In late June, the involved parties reached an agreement in principle, however, the deal still had to be finalized so that the vessel could be released. Ever Given currently remains anchored in the Great Bitter Lake area, which is the widest section of the canal, with its 23-strong crew aboard.
“The UK Club is pleased to announce that, following the agreement in principle between the parties, and after further meetings with the Suez Canal Authority’s negotiating committee and numerous court hearings, good progress has been made and a formal solution has now been agreed.
Preparations for the release of the vessel will be made and an event marking the agreement will be held at the Authority’s headquarters in Ismailia in due course,” the insurance company said in a statement.
The 1,300-feet container ship Ever Given, operated by a Taiwanese firm, ran aground in the Suez Canal on March 23. After days of dredging and towing efforts, it was fully refloated on March 29, unblocking the vital trade link between Europe and Asia.

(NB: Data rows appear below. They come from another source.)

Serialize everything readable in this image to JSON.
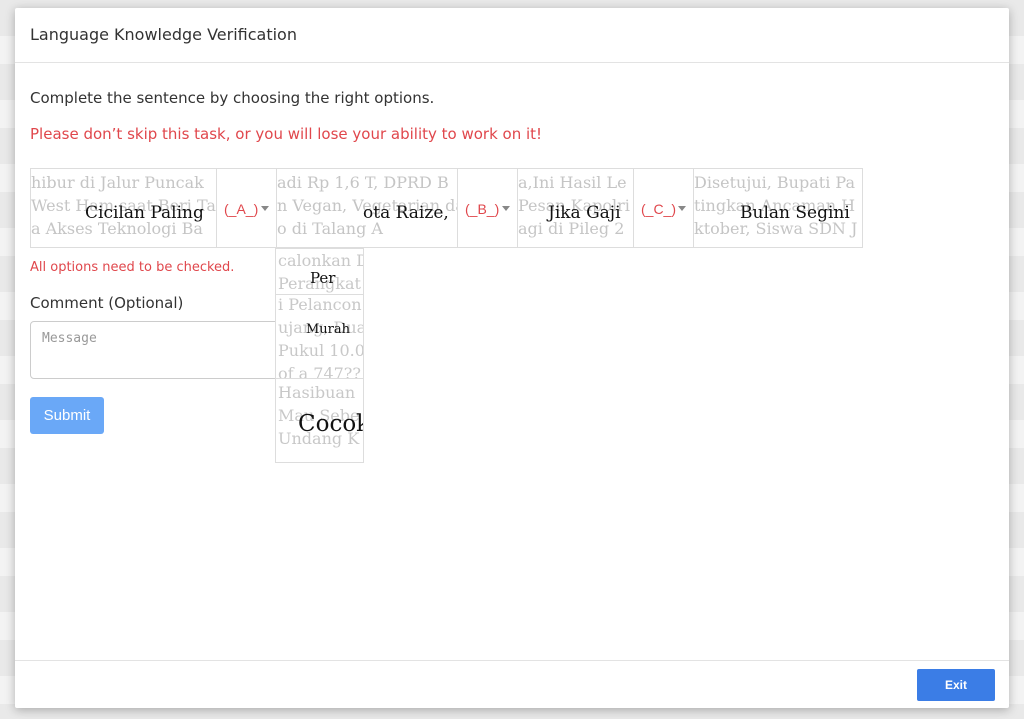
{
  "modal": {
    "title": "Language Knowledge Verification",
    "instruction": "Complete the sentence by choosing the right options.",
    "warning": "Please don’t skip this task, or you will lose your ability to work on it!"
  },
  "sentence": {
    "fragments": [
      {
        "bg_lines": [
          "hibur di Jalur Puncak",
          "West Ham saat Beri Ta",
          "a Akses Teknologi Ba"
        ],
        "text": "Cicilan Paling"
      },
      {
        "bg_lines": [
          "adi Rp 1,6 T, DPRD B",
          "n Vegan, Vegetarian da",
          "o di Talang A"
        ],
        "text": "ota Raize,"
      },
      {
        "bg_lines": [
          "a,Ini Hasil Le",
          "Pesan Kapolri",
          "agi di Pileg 2"
        ],
        "text": "Jika Gaji"
      },
      {
        "bg_lines": [
          "Disetujui, Bupati Pa",
          "tingkan Ancaman H",
          "ktober, Siswa SDN J"
        ],
        "text": "Bulan Segini"
      }
    ],
    "selects": [
      {
        "label": "(_A_)"
      },
      {
        "label": "(_B_)"
      },
      {
        "label": "(_C_)"
      }
    ]
  },
  "dropdown": {
    "options": [
      {
        "bg_lines": [
          "calonkan D",
          "Perangkat"
        ],
        "text": "Per"
      },
      {
        "bg_lines": [
          "i Pelancon",
          "ujang, Dua",
          "Pukul 10.0",
          "of a 747??"
        ],
        "text": "Murah"
      },
      {
        "bg_lines": [
          "Hasibuan",
          "Mau Sebe",
          "Undang K"
        ],
        "text": "Cocok"
      }
    ]
  },
  "form": {
    "error": "All options need to be checked.",
    "comment_label": "Comment (Optional)",
    "comment_placeholder": "Message",
    "submit_label": "Submit"
  },
  "footer": {
    "exit_label": "Exit"
  },
  "colors": {
    "error_red": "#e0474c",
    "submit_blue": "#6aa8f7",
    "exit_blue": "#3b7de6"
  }
}
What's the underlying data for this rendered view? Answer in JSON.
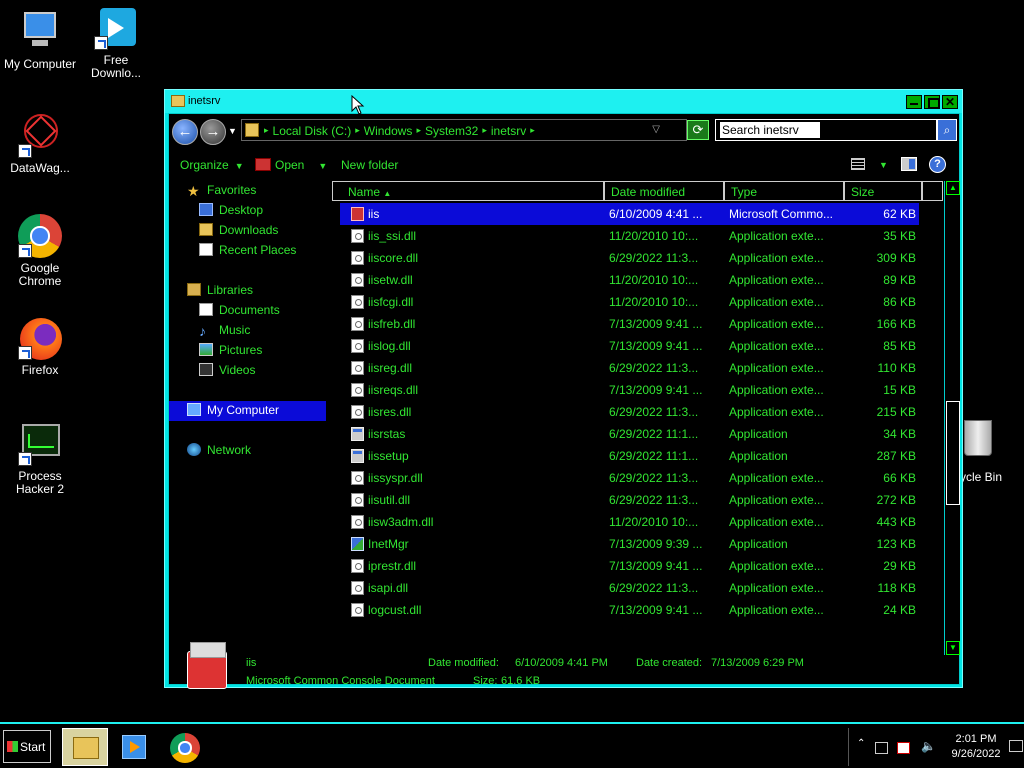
{
  "desktop": {
    "icons": [
      {
        "label": "My Computer"
      },
      {
        "label": "Free Downlo..."
      },
      {
        "label": "DataWag..."
      },
      {
        "label": "Google Chrome"
      },
      {
        "label": "Firefox"
      },
      {
        "label": "Process Hacker 2"
      }
    ],
    "recycle_bin": "ycle Bin"
  },
  "window": {
    "title": "inetsrv",
    "address": {
      "crumbs": [
        "Local Disk (C:)",
        "Windows",
        "System32",
        "inetsrv"
      ]
    },
    "search": {
      "placeholder": "Search inetsrv"
    },
    "toolbar": {
      "organize": "Organize",
      "open": "Open",
      "new_folder": "New folder"
    },
    "nav": {
      "favorites": "Favorites",
      "desktop": "Desktop",
      "downloads": "Downloads",
      "recent": "Recent Places",
      "libraries": "Libraries",
      "documents": "Documents",
      "music": "Music",
      "pictures": "Pictures",
      "videos": "Videos",
      "my_computer": "My Computer",
      "network": "Network"
    },
    "columns": {
      "name": "Name",
      "date": "Date modified",
      "type": "Type",
      "size": "Size"
    },
    "files": [
      {
        "name": "iis",
        "date": "6/10/2009 4:41 ...",
        "type": "Microsoft Commo...",
        "size": "62 KB",
        "icon": "mmc"
      },
      {
        "name": "iis_ssi.dll",
        "date": "11/20/2010 10:...",
        "type": "Application exte...",
        "size": "35 KB",
        "icon": "dll"
      },
      {
        "name": "iiscore.dll",
        "date": "6/29/2022 11:3...",
        "type": "Application exte...",
        "size": "309 KB",
        "icon": "dll"
      },
      {
        "name": "iisetw.dll",
        "date": "11/20/2010 10:...",
        "type": "Application exte...",
        "size": "89 KB",
        "icon": "dll"
      },
      {
        "name": "iisfcgi.dll",
        "date": "11/20/2010 10:...",
        "type": "Application exte...",
        "size": "86 KB",
        "icon": "dll"
      },
      {
        "name": "iisfreb.dll",
        "date": "7/13/2009 9:41 ...",
        "type": "Application exte...",
        "size": "166 KB",
        "icon": "dll"
      },
      {
        "name": "iislog.dll",
        "date": "7/13/2009 9:41 ...",
        "type": "Application exte...",
        "size": "85 KB",
        "icon": "dll"
      },
      {
        "name": "iisreg.dll",
        "date": "6/29/2022 11:3...",
        "type": "Application exte...",
        "size": "110 KB",
        "icon": "dll"
      },
      {
        "name": "iisreqs.dll",
        "date": "7/13/2009 9:41 ...",
        "type": "Application exte...",
        "size": "15 KB",
        "icon": "dll"
      },
      {
        "name": "iisres.dll",
        "date": "6/29/2022 11:3...",
        "type": "Application exte...",
        "size": "215 KB",
        "icon": "dll"
      },
      {
        "name": "iisrstas",
        "date": "6/29/2022 11:1...",
        "type": "Application",
        "size": "34 KB",
        "icon": "app"
      },
      {
        "name": "iissetup",
        "date": "6/29/2022 11:1...",
        "type": "Application",
        "size": "287 KB",
        "icon": "app"
      },
      {
        "name": "iissyspr.dll",
        "date": "6/29/2022 11:3...",
        "type": "Application exte...",
        "size": "66 KB",
        "icon": "dll"
      },
      {
        "name": "iisutil.dll",
        "date": "6/29/2022 11:3...",
        "type": "Application exte...",
        "size": "272 KB",
        "icon": "dll"
      },
      {
        "name": "iisw3adm.dll",
        "date": "11/20/2010 10:...",
        "type": "Application exte...",
        "size": "443 KB",
        "icon": "dll"
      },
      {
        "name": "InetMgr",
        "date": "7/13/2009 9:39 ...",
        "type": "Application",
        "size": "123 KB",
        "icon": "mgr"
      },
      {
        "name": "iprestr.dll",
        "date": "7/13/2009 9:41 ...",
        "type": "Application exte...",
        "size": "29 KB",
        "icon": "dll"
      },
      {
        "name": "isapi.dll",
        "date": "6/29/2022 11:3...",
        "type": "Application exte...",
        "size": "118 KB",
        "icon": "dll"
      },
      {
        "name": "logcust.dll",
        "date": "7/13/2009 9:41 ...",
        "type": "Application exte...",
        "size": "24 KB",
        "icon": "dll"
      }
    ],
    "details": {
      "name": "iis",
      "type": "Microsoft Common Console Document",
      "modified_label": "Date modified:",
      "modified": "6/10/2009 4:41 PM",
      "created_label": "Date created:",
      "created": "7/13/2009 6:29 PM",
      "size_label": "Size:",
      "size": "61.6 KB"
    }
  },
  "taskbar": {
    "start": "Start",
    "time": "2:01 PM",
    "date": "9/26/2022"
  }
}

In April, an Egyptian court ruled to seize the cargo ship until the owner paid around $900 million in compensation to the SCA for salvage and maintenance expenses, as well as lost traffic fees for the six-day blockage. The vessel’s owners appealed the arrest of the ship and its cargo but lost the case.
Egypt had initially demanded over $900 million — a figure that was subsequently reduced to $550 million. Suez Canal said the compensation claim shall cover the cost of tugboats, dredgers, and labour hired to salvage the container ship as well as the loss of revenue while the Egypt canal was blocked.
Shoei Kisen Kaisha Ltd., the owner, and the ship’s insurers both initially offered to only pay $150 million.
Ever Given has blocked the Suez Canal for almost a week in March and disrupted global shipping.